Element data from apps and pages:
======
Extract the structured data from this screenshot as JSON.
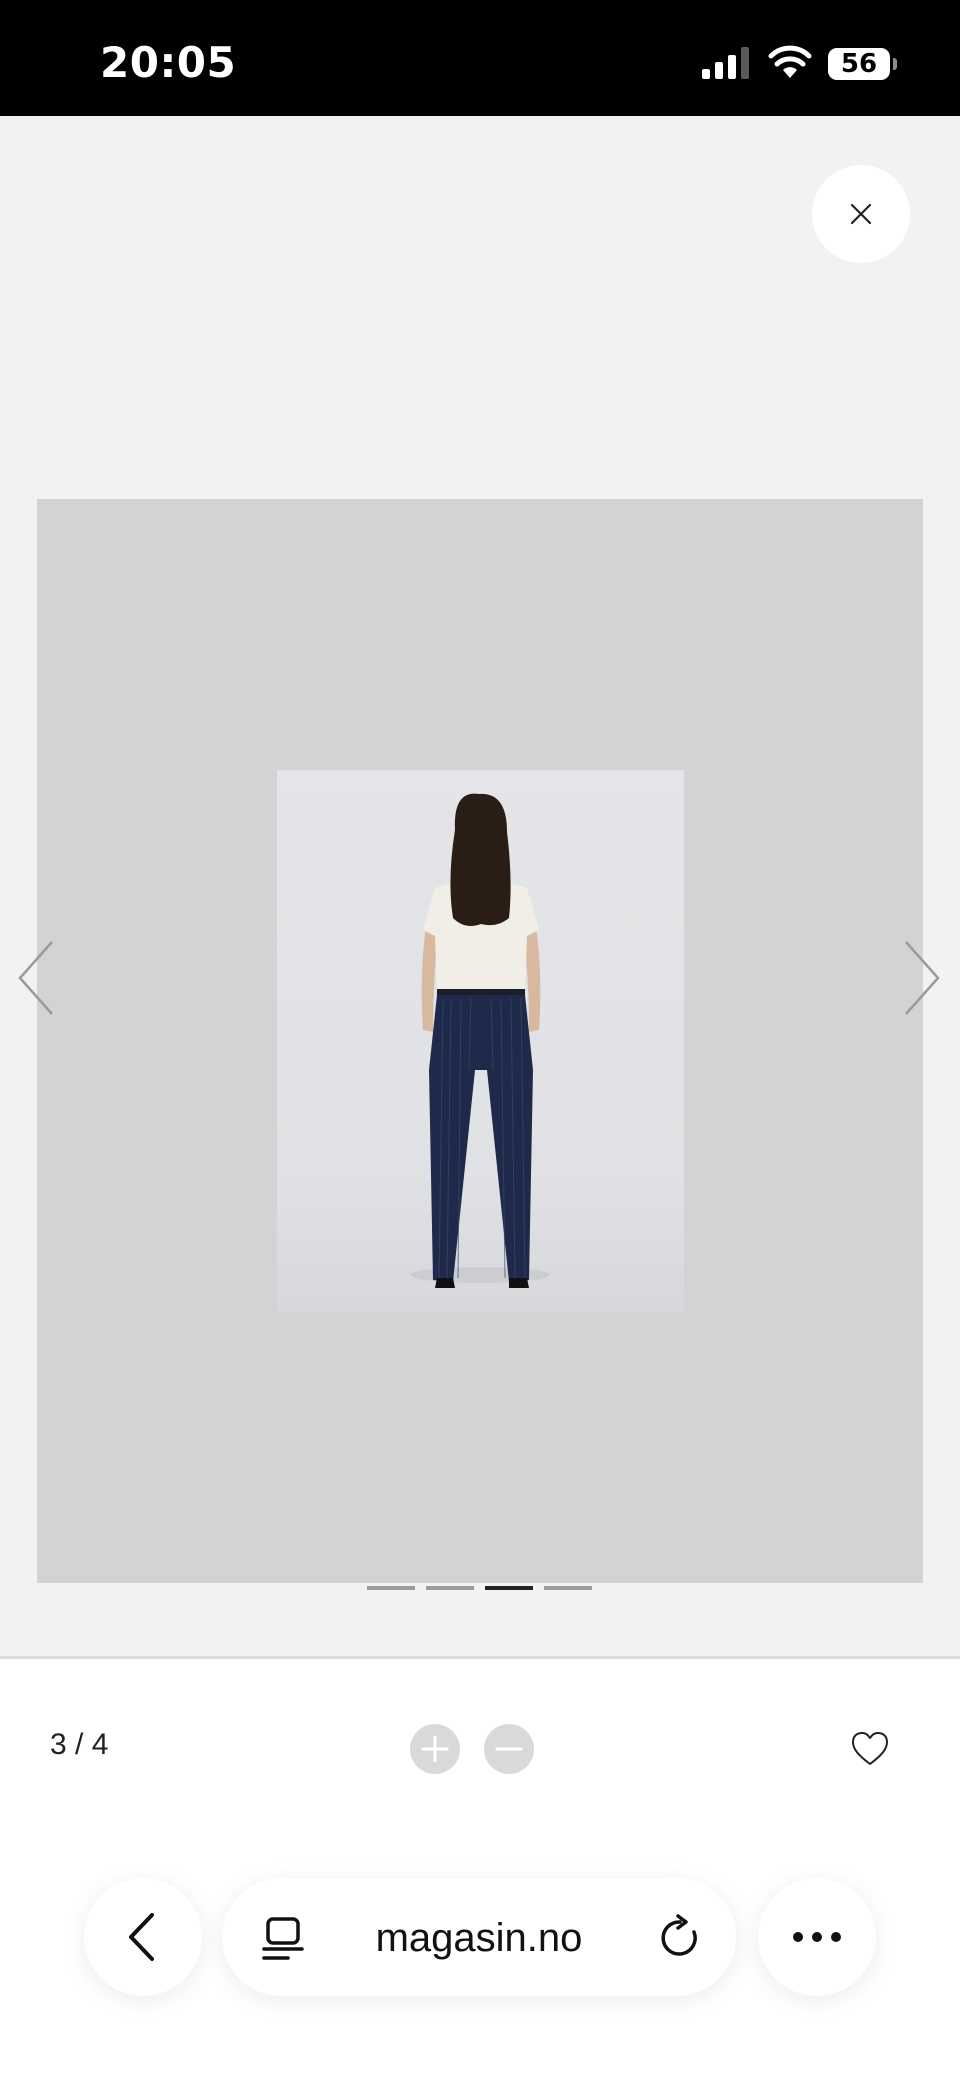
{
  "status_bar": {
    "time": "20:05",
    "battery_level": "56"
  },
  "viewer": {
    "image_alt": "Model wearing white tee and navy pinstripe trousers, back view",
    "indicators": {
      "count": 4,
      "active_index": 2
    }
  },
  "toolbar": {
    "counter": "3 / 4"
  },
  "browser": {
    "url": "magasin.no"
  },
  "icons": {
    "close": "close-icon",
    "prev": "chevron-left-icon",
    "next": "chevron-right-icon",
    "zoom_in": "plus-icon",
    "zoom_out": "minus-icon",
    "favorite": "heart-icon",
    "back": "chevron-left-icon",
    "tabs": "tabs-icon",
    "reload": "reload-icon",
    "more": "ellipsis-icon"
  },
  "colors": {
    "frame": "#d3d3d3",
    "background": "#f2f2f2",
    "indicator_active": "#222222",
    "indicator_inactive": "#9c9c9c"
  }
}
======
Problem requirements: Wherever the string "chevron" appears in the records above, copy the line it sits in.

Final answer:
    "prev": "chevron-left-icon",
    "next": "chevron-right-icon",
    "back": "chevron-left-icon",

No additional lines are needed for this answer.